--- START ---

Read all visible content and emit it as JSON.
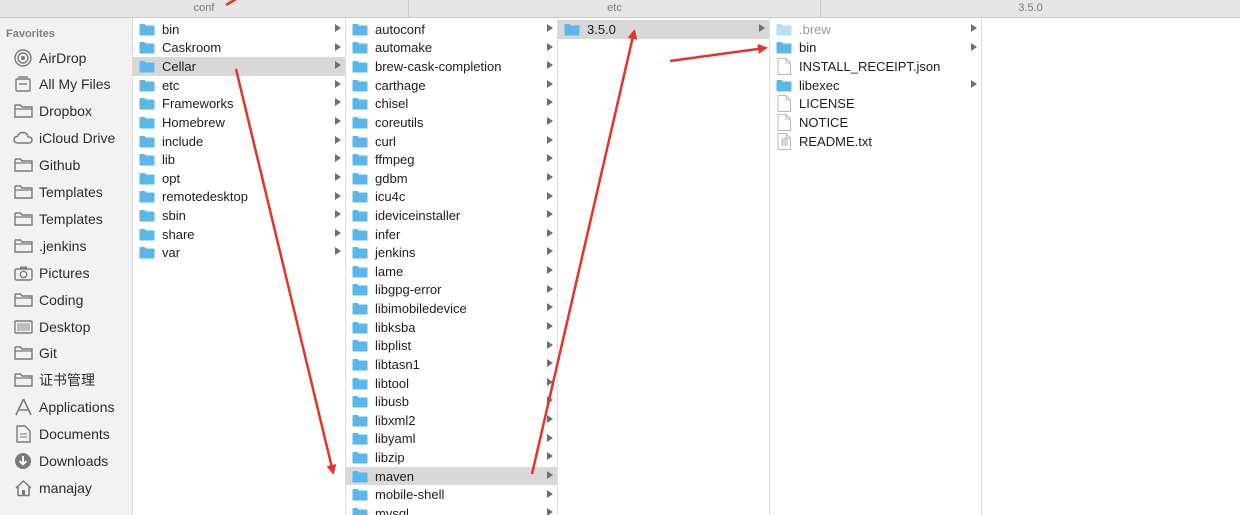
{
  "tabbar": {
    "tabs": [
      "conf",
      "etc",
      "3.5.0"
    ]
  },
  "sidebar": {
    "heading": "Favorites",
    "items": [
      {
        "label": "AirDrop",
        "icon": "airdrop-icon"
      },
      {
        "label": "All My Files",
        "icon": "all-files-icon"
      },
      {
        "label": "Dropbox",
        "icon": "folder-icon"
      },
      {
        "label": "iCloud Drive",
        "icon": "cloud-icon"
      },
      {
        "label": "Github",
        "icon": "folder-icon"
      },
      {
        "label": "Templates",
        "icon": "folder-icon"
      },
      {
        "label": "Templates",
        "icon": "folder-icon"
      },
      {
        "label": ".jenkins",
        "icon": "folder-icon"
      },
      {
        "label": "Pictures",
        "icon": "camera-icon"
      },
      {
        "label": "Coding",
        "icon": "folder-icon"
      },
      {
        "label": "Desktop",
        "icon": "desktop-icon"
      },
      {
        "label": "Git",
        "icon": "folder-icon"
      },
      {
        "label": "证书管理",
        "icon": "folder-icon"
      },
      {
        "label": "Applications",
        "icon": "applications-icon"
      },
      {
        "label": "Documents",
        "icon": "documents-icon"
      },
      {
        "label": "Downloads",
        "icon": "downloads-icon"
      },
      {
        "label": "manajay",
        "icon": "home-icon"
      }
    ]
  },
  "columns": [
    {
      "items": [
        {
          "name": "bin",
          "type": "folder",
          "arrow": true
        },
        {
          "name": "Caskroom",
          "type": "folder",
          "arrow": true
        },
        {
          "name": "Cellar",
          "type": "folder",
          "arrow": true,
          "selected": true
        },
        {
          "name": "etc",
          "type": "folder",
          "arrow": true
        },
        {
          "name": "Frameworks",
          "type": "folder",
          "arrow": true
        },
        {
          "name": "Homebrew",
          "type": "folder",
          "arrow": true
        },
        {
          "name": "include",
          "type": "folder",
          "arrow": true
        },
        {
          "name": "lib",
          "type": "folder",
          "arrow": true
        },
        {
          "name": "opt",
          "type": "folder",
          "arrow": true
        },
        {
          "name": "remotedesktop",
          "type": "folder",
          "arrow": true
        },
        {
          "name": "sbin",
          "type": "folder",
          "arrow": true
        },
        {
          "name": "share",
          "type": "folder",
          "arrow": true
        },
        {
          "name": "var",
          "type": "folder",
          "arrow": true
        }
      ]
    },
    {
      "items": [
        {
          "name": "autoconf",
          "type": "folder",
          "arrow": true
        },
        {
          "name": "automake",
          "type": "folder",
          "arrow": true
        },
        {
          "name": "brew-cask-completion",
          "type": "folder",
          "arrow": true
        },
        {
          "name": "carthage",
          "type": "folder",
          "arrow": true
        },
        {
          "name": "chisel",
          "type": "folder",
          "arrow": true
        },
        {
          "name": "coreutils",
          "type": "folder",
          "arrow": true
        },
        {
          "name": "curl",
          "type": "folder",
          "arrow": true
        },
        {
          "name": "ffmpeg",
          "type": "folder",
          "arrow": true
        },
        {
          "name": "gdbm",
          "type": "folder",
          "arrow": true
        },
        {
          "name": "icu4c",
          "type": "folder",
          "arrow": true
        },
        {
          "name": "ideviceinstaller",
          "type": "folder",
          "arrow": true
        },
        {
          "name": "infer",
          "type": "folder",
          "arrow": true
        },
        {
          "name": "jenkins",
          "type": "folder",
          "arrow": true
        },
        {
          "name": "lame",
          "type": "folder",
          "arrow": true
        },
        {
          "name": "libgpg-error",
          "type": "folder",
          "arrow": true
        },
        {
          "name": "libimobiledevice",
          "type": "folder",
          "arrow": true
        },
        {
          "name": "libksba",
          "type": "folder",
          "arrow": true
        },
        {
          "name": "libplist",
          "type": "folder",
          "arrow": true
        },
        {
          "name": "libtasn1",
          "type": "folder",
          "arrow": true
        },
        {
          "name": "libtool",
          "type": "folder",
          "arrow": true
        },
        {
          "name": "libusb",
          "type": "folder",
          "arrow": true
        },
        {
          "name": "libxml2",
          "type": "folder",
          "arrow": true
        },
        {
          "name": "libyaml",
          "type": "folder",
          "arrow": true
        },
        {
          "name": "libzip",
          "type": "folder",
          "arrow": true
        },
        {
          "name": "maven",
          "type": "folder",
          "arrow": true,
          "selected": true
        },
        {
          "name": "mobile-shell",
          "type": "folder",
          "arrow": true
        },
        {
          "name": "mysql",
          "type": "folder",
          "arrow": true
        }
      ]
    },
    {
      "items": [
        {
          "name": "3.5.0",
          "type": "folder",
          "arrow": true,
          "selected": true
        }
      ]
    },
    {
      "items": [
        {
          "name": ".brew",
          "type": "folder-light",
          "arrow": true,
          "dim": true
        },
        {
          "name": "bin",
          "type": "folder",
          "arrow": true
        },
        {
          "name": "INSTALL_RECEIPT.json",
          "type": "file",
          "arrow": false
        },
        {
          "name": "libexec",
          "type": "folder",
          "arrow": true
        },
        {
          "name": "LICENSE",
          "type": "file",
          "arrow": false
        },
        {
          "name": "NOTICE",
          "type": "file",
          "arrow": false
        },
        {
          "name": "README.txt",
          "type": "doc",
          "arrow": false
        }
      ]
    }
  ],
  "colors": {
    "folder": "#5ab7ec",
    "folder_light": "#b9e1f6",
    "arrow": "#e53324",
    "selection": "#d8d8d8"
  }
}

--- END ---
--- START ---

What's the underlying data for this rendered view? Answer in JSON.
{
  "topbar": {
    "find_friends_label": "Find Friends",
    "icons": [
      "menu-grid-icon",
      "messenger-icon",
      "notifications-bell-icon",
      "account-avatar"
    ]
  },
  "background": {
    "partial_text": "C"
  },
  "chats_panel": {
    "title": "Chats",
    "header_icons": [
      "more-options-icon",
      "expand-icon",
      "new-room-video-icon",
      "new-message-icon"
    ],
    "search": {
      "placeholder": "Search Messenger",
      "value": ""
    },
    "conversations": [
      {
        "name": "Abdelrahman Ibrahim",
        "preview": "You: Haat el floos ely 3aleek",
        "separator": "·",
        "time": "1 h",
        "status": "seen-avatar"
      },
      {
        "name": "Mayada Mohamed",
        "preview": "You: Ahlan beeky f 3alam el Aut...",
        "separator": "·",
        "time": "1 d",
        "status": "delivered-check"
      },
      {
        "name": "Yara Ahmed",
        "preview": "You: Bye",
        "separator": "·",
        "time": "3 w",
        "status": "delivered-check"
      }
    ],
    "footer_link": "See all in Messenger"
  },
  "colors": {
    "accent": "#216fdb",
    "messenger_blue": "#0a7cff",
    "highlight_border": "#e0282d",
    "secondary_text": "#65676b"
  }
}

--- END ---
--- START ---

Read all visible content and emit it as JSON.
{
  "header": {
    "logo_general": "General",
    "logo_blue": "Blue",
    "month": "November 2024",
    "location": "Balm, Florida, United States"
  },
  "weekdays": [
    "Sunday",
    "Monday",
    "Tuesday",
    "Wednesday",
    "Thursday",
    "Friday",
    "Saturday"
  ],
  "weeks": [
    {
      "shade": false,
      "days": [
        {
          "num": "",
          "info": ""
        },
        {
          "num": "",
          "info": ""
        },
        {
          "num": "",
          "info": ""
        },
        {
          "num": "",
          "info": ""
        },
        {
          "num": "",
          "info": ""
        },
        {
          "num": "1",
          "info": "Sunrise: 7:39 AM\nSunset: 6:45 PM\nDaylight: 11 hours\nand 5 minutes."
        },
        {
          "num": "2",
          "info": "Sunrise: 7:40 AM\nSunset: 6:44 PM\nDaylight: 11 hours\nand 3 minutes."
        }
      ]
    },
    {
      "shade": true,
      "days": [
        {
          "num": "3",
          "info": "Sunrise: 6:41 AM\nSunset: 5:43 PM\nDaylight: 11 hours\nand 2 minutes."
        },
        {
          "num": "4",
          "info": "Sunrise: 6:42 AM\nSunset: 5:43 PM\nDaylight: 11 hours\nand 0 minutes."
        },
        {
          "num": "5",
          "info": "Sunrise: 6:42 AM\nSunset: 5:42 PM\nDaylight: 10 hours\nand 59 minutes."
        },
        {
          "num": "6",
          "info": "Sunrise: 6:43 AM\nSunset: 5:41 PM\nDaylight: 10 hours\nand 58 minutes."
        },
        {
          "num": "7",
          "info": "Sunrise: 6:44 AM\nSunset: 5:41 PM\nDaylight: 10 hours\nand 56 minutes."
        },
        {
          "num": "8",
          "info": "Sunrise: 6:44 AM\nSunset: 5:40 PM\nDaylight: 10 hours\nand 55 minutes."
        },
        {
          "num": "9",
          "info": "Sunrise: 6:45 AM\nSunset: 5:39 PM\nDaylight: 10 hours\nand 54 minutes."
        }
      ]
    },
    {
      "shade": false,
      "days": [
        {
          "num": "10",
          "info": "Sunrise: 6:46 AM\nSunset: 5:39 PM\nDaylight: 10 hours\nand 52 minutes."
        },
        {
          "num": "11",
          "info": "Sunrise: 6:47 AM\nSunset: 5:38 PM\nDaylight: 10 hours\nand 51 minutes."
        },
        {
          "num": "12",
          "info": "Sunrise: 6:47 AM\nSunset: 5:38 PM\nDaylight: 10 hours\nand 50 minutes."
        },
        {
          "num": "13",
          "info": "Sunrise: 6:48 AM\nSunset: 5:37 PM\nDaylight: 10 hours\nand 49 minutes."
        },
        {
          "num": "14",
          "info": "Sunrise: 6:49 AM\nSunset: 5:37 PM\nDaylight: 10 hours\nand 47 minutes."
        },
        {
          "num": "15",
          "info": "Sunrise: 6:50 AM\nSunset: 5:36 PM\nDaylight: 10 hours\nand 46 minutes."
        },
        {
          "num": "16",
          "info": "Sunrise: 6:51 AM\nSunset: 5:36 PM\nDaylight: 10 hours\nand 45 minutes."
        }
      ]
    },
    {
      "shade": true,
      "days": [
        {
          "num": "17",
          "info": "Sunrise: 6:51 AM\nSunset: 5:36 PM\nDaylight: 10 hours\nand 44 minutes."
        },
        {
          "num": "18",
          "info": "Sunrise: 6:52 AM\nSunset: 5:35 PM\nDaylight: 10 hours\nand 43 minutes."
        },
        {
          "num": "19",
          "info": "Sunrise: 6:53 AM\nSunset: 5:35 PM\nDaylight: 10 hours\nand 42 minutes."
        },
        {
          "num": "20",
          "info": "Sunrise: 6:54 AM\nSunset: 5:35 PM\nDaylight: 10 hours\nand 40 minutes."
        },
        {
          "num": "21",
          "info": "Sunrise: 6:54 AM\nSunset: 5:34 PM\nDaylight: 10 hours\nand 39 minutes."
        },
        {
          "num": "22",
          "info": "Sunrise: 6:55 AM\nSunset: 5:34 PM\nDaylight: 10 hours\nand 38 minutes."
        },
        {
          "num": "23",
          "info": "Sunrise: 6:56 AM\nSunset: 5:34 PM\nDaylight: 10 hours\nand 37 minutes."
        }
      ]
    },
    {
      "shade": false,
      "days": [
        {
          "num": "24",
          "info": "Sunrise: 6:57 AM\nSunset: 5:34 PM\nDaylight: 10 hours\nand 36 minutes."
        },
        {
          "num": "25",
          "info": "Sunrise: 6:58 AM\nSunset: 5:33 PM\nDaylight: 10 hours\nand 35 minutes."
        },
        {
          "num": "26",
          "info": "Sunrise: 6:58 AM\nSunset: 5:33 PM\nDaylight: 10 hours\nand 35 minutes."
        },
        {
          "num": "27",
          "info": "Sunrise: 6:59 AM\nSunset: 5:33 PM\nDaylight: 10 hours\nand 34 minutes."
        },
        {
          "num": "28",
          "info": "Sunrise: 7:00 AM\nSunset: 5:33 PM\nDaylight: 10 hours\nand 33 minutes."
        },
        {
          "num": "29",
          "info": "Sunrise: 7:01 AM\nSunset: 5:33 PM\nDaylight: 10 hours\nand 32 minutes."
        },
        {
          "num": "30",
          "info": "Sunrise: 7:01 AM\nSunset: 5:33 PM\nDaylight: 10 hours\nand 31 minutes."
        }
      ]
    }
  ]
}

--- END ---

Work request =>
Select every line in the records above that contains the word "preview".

Exercise response =>
        "preview": "You: Haat el floos ely 3aleek",
        "preview": "You: Ahlan beeky f 3alam el Aut...",
        "preview": "You: Bye",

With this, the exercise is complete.